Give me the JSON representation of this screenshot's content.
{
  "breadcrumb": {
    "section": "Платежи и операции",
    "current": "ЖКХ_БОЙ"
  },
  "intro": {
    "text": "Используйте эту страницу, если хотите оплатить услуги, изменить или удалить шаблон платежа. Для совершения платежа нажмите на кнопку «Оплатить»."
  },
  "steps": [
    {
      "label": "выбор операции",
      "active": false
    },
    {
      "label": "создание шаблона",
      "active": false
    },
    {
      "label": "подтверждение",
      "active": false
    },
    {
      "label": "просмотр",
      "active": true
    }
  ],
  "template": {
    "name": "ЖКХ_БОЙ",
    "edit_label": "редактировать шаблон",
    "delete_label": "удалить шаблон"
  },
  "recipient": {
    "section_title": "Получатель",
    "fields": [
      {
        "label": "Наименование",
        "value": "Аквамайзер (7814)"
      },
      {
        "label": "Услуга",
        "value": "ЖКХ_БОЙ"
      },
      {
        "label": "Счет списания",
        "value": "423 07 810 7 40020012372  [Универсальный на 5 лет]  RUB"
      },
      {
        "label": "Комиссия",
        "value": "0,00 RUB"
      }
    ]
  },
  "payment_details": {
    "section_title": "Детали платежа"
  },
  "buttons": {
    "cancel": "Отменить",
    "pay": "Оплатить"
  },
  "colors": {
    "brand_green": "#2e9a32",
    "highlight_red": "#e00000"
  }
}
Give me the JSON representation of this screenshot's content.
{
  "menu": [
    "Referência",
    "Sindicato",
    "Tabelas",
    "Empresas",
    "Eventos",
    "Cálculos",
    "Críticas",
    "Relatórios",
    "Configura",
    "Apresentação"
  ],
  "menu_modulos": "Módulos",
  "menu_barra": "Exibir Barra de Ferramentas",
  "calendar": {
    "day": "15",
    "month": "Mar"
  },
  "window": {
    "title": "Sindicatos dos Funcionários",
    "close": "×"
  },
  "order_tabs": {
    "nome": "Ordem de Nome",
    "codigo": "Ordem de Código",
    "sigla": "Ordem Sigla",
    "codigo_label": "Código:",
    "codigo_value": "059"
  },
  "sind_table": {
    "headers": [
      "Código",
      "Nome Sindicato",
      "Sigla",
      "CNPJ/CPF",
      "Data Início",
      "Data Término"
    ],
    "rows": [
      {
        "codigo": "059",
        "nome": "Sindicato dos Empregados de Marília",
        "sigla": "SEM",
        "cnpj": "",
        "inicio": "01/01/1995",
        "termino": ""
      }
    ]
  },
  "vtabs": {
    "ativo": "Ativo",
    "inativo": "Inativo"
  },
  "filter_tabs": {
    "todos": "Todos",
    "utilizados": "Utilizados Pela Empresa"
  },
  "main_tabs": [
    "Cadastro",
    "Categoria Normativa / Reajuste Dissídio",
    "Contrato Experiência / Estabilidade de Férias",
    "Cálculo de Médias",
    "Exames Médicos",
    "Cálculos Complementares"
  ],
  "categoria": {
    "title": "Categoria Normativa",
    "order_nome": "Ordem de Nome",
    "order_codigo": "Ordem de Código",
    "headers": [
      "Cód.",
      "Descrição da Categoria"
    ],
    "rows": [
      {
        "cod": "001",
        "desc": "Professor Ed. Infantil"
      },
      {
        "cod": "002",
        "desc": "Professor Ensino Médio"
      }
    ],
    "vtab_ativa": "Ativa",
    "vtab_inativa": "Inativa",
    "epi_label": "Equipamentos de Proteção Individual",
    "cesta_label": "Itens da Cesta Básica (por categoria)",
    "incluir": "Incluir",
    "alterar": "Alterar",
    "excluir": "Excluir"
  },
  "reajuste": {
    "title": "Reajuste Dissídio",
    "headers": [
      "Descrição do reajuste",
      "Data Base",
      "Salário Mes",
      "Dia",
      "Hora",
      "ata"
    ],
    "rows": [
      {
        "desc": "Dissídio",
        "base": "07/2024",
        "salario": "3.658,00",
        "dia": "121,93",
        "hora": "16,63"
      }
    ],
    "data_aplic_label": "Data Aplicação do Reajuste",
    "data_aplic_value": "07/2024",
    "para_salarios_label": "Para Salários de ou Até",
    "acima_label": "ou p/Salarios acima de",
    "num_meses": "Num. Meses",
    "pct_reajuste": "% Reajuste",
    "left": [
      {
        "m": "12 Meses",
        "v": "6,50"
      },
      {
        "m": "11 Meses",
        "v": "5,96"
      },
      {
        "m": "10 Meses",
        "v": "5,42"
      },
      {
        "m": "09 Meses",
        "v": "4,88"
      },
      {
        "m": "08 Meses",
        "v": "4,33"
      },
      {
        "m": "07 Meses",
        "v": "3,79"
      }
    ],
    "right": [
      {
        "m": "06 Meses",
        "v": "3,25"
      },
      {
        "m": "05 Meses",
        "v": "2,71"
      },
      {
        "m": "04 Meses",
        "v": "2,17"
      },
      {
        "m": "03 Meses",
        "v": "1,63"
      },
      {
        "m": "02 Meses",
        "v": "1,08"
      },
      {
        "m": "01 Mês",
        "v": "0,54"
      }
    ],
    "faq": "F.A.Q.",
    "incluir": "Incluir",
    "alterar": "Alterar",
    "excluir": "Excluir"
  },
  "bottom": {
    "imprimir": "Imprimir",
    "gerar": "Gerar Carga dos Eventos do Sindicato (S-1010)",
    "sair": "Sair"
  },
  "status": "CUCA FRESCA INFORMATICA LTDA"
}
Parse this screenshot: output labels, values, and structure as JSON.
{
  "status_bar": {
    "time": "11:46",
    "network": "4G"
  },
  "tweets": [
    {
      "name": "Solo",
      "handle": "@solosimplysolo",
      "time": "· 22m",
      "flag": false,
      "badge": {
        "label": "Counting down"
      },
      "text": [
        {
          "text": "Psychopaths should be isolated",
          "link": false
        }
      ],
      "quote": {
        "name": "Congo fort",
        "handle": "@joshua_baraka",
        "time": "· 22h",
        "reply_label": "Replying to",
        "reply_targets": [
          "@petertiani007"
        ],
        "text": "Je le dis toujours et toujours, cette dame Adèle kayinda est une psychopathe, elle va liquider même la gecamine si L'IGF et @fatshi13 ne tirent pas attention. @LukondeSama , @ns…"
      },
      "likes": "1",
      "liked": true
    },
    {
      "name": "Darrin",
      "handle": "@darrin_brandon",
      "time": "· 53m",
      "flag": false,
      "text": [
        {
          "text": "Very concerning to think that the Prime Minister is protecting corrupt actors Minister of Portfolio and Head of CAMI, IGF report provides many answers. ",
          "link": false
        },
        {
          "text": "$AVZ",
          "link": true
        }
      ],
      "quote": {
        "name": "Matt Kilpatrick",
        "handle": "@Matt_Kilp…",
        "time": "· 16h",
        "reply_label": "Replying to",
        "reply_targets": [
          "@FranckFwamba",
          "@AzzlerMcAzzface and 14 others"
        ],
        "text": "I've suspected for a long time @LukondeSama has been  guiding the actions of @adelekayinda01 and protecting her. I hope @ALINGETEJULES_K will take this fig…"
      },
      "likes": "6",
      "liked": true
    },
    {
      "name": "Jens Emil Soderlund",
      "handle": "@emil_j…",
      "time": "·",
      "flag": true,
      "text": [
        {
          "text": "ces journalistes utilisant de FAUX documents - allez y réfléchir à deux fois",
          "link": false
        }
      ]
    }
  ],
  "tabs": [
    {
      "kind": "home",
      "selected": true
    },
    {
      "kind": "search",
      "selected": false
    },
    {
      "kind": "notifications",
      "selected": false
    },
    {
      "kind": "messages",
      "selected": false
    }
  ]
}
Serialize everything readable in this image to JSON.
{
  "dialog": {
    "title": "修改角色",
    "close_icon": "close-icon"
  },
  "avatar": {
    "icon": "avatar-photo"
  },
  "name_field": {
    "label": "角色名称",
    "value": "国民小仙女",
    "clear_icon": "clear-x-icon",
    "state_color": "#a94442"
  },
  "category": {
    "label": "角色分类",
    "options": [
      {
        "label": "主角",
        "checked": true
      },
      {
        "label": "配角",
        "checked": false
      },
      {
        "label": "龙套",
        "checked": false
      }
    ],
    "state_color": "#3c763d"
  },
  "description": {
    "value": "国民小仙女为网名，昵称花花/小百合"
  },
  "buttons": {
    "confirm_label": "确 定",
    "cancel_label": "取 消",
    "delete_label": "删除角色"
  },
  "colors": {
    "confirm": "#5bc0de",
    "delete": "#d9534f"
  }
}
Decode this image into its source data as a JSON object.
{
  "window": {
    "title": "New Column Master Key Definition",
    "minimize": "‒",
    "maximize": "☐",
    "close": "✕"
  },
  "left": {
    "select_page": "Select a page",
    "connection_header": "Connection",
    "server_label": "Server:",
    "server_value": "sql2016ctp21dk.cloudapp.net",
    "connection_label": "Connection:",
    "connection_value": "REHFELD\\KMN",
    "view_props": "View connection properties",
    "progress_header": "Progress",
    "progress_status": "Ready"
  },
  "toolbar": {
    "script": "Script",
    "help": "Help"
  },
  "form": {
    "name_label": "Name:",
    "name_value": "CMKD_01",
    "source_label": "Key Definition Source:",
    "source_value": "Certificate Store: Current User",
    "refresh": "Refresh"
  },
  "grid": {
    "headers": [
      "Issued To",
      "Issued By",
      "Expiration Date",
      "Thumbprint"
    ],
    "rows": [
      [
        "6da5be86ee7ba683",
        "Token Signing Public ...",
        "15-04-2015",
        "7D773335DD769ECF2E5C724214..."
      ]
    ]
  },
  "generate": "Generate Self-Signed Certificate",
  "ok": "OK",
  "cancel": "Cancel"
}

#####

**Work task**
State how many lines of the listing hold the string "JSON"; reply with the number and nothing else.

**Result for this exercise**
5